So our sum to this point is $$\ e^{ \ ix} + e^{ \ iy} \ = \ 2·\cos \left( \frac{y - x}{2} \right)·e^{ \ i·(x + z)} \ \ .$$ We note that our triangle is isosceles, so we have $$\ \pi - [y - x] + z + z \ = \ \pi \ \Rightarrow \ z \ = \ \frac{y - x}{2} \ \Rightarrow \ x + z \ = \ \frac{x + y}{2} \ \ .$$ Because cosine is an even-symmetry function, we have $$\ \cos \left( \frac{y - x}{2} \right) \ = \ \cos \left( \frac{x - y}{2} \right) \ \ ,$$ so we may now write our sum as $$e^{ \ ix} + e^{ \ iy} \ \ = \ \ (\cos x \ + \ \cos y) \ + \ i·(\sin x \ + \ \sin y)$$ $$= \ \ 2·\cos \left( \frac{x - y}{2} \right) \ · \ \left[ \ \cos \left( \frac{x + y}{2} \right) \ + \ i·\sin \left( \frac{x + y}{2} \right) \ \right] \ \ .$$

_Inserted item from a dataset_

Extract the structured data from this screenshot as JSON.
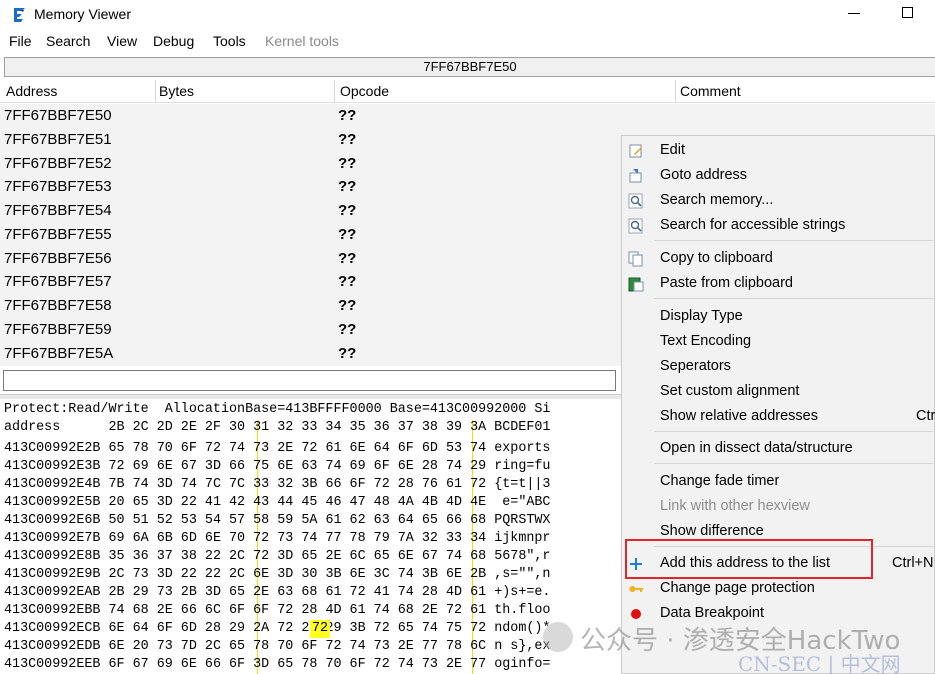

By identifying the real and imaginary parts of this sum, we at last obtain a "two-fer" of trigonometric identities: $$\cos x \ + \ \cos y \ \ = \ \ 2 \ · \ \cos \left( \frac{x + y}{2} \right) \ · \ \cos \left( \frac{x - y}{2} \right)$$ and $$\sin x \ + \ \sin y \ \ = \ \ 2 \ · \ \sin \left( \frac{x + y}{2} \right) \ · \ \cos \left( \frac{x - y}{2} \right) \ \ .$$